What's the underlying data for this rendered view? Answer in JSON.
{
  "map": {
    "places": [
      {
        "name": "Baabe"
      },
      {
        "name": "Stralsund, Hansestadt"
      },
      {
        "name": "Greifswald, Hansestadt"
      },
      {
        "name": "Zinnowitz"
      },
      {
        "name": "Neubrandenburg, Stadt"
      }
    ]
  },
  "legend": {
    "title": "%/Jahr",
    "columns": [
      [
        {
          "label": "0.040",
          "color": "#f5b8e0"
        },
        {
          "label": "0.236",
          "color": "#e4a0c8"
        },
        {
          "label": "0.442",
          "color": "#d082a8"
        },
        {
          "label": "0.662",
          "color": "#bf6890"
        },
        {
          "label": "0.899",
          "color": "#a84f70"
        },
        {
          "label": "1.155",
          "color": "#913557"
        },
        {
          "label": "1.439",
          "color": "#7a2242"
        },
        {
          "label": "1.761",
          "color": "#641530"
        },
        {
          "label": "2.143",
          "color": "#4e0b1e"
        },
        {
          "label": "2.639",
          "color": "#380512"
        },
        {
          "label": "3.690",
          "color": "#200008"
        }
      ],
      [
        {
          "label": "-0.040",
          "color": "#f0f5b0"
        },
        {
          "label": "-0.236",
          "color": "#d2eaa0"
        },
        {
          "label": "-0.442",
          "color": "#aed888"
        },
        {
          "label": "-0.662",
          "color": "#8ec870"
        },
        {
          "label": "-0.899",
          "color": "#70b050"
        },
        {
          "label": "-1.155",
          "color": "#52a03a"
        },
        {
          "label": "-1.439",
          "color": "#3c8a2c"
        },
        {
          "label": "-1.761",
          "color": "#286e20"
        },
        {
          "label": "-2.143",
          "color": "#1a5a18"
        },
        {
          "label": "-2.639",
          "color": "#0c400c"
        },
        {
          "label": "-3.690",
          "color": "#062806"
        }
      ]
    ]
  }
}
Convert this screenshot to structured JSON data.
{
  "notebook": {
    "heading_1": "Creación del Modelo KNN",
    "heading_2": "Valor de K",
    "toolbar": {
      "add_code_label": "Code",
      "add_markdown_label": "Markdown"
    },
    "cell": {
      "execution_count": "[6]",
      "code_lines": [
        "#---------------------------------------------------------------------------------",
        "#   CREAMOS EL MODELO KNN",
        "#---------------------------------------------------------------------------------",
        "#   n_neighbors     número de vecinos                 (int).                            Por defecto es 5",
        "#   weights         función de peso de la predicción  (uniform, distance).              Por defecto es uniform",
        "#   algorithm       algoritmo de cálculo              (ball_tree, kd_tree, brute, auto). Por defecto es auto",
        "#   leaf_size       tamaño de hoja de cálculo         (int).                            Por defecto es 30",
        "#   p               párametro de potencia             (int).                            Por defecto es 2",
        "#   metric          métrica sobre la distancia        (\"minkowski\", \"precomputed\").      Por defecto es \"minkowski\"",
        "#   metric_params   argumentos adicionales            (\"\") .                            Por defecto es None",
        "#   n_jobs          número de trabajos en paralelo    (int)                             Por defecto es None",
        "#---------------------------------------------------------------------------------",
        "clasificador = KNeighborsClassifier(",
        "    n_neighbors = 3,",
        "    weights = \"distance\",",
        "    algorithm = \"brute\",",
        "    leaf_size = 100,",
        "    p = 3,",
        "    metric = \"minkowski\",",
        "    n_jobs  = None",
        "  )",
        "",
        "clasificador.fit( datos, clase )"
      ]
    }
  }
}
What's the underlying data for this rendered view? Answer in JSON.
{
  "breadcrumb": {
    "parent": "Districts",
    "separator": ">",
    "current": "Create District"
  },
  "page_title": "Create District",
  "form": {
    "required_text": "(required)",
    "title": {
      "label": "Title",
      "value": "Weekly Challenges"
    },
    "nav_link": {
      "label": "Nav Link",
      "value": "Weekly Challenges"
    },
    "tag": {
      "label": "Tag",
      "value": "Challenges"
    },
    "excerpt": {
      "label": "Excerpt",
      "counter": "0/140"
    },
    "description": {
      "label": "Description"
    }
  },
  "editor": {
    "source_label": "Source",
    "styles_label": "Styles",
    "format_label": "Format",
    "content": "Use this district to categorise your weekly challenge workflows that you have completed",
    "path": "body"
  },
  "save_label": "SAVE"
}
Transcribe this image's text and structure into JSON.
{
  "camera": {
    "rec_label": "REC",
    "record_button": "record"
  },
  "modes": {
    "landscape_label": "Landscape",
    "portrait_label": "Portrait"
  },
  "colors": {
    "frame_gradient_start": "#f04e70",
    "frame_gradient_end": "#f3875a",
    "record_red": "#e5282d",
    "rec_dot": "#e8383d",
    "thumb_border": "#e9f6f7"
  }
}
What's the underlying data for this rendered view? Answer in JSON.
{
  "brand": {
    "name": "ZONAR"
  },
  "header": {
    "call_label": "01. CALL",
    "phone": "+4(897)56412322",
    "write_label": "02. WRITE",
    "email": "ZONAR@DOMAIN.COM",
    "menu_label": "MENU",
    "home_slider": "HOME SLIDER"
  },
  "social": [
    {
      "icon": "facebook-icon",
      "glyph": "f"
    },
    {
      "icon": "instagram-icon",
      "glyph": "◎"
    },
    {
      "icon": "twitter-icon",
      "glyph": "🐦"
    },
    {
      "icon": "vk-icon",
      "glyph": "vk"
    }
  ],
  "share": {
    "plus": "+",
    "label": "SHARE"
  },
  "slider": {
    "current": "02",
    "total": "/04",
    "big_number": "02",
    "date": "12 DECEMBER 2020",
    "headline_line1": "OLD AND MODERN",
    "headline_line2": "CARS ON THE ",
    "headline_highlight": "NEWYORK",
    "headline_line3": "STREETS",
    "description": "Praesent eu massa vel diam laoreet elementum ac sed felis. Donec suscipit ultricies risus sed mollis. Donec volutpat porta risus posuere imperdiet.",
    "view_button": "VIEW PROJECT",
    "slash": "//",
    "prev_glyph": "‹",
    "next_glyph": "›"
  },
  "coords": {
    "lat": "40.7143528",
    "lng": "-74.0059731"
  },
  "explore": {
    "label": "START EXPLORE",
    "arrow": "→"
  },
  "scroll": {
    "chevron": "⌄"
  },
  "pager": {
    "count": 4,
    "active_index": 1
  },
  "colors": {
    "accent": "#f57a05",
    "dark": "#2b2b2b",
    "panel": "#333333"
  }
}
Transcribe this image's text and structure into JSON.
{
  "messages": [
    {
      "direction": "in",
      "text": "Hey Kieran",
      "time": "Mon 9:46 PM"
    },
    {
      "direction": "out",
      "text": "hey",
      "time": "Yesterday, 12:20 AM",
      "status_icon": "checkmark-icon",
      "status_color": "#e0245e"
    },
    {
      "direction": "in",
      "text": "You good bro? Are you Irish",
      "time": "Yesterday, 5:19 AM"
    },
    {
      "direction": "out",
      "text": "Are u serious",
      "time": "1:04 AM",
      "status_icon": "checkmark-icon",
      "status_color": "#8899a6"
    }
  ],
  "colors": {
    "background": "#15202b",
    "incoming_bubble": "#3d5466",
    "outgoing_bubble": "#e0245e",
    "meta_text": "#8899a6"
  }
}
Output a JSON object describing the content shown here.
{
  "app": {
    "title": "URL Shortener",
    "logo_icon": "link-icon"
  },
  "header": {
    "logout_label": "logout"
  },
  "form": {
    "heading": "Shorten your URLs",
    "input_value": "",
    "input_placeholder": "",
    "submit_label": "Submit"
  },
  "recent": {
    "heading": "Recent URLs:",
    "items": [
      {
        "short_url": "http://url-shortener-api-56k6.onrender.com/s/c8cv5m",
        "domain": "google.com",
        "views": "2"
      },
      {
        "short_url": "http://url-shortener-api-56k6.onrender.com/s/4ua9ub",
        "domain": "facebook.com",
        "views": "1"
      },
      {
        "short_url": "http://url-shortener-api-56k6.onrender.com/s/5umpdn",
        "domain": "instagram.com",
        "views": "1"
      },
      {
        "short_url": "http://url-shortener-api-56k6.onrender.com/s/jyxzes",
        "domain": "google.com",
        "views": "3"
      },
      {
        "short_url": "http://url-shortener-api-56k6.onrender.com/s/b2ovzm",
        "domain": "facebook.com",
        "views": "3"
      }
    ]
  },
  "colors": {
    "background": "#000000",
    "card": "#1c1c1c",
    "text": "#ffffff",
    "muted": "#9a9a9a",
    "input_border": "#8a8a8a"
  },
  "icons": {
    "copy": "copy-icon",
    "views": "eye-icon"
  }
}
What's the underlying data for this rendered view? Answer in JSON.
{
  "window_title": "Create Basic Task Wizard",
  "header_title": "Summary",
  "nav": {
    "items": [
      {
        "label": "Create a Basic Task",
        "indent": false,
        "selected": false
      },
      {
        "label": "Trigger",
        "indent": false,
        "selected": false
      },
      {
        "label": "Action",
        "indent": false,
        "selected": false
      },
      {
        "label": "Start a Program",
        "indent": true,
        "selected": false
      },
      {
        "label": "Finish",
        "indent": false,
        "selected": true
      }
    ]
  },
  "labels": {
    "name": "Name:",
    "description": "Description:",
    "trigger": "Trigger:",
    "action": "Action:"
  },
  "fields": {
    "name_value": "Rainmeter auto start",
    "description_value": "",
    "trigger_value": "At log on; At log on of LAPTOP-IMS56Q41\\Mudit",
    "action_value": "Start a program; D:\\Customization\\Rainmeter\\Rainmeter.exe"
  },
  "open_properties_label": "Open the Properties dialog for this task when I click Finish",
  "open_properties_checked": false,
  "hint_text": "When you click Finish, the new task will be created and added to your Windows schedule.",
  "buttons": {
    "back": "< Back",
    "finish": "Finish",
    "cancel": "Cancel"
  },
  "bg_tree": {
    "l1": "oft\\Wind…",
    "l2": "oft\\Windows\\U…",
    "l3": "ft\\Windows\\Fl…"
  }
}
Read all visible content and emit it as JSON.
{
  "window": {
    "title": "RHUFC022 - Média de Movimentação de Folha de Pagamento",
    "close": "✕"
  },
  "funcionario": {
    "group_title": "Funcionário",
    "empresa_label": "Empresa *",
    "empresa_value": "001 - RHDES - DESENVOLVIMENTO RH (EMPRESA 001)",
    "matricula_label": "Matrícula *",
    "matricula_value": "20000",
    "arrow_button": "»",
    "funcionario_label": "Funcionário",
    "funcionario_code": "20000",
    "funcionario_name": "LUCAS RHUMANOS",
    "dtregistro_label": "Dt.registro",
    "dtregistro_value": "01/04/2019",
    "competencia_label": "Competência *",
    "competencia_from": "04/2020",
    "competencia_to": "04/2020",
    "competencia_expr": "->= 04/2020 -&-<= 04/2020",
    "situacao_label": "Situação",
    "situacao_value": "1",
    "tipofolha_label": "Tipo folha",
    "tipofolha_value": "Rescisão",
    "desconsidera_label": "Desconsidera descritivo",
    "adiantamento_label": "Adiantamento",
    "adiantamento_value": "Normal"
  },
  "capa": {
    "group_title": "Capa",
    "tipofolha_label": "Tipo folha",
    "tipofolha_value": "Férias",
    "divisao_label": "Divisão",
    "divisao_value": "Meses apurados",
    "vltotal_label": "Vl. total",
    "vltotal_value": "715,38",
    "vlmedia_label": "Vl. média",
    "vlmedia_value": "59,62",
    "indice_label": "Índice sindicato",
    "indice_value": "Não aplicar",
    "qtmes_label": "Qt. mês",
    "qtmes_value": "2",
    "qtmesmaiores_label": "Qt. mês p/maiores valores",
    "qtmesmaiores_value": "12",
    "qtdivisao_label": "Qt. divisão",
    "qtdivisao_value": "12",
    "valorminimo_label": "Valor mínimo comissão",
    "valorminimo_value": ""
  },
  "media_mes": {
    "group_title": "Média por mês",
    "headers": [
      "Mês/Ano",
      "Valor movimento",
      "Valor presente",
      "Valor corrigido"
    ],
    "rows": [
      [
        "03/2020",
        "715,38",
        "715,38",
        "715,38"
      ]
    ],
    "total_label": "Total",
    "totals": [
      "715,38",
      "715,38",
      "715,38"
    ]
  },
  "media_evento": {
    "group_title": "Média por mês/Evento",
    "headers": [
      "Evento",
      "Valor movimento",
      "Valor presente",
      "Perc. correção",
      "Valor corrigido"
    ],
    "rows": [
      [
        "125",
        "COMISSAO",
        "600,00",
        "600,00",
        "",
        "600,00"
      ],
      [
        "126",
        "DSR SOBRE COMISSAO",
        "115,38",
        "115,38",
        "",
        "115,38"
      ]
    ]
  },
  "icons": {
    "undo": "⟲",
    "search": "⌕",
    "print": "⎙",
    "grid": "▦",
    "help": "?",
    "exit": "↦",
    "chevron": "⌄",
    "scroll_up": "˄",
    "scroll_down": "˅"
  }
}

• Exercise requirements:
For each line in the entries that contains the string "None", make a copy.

• Completed task:
        "#   metric_params   argumentos adicionales            (\"\") .                            Por defecto es None",
        "#   n_jobs          número de trabajos en paralelo    (int)                             Por defecto es None",
        "    n_jobs  = None",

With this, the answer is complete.